• _PROBLEM STATEMENT_
Filter the records, keeping every line that has the string "through".
(RECORD EXCERPTS Opens)
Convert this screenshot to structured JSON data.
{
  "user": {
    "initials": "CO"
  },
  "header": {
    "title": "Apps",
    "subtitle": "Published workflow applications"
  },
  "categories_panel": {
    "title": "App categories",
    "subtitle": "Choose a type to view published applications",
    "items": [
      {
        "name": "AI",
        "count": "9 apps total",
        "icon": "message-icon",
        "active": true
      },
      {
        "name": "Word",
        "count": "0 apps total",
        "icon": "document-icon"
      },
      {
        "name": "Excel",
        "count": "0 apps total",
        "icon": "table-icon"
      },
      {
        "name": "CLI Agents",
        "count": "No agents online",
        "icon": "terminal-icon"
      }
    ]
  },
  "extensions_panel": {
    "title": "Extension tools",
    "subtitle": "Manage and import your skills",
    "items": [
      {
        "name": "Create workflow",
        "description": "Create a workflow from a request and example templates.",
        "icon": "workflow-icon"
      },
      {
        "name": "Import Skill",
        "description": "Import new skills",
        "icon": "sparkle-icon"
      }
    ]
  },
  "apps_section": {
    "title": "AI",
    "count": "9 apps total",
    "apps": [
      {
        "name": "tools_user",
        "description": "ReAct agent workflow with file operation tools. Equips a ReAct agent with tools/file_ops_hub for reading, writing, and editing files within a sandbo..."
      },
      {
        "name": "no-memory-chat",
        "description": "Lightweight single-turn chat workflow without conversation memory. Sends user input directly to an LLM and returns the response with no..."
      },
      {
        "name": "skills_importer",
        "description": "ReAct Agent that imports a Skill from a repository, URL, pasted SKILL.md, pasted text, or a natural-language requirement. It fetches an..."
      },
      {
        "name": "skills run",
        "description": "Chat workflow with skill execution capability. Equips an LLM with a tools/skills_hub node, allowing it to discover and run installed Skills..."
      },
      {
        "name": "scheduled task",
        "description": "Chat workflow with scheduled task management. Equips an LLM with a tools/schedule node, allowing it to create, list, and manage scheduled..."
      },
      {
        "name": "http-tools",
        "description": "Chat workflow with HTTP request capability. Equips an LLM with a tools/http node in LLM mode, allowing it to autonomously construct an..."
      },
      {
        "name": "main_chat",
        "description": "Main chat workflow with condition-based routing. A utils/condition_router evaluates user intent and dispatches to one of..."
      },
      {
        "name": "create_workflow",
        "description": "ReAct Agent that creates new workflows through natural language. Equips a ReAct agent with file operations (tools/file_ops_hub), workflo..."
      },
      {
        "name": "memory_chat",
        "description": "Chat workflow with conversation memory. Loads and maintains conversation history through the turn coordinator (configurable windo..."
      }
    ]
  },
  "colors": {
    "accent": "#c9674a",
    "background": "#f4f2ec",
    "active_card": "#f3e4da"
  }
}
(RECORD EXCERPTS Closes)
• _WRITTEN SOLUTION_
        "description": "ReAct Agent that creates new workflows through natural language. Equips a ReAct agent with file operations (tools/file_ops_hub), workflo..."
        "description": "Chat workflow with conversation memory. Loads and maintains conversation history through the turn coordinator (configurable windo..."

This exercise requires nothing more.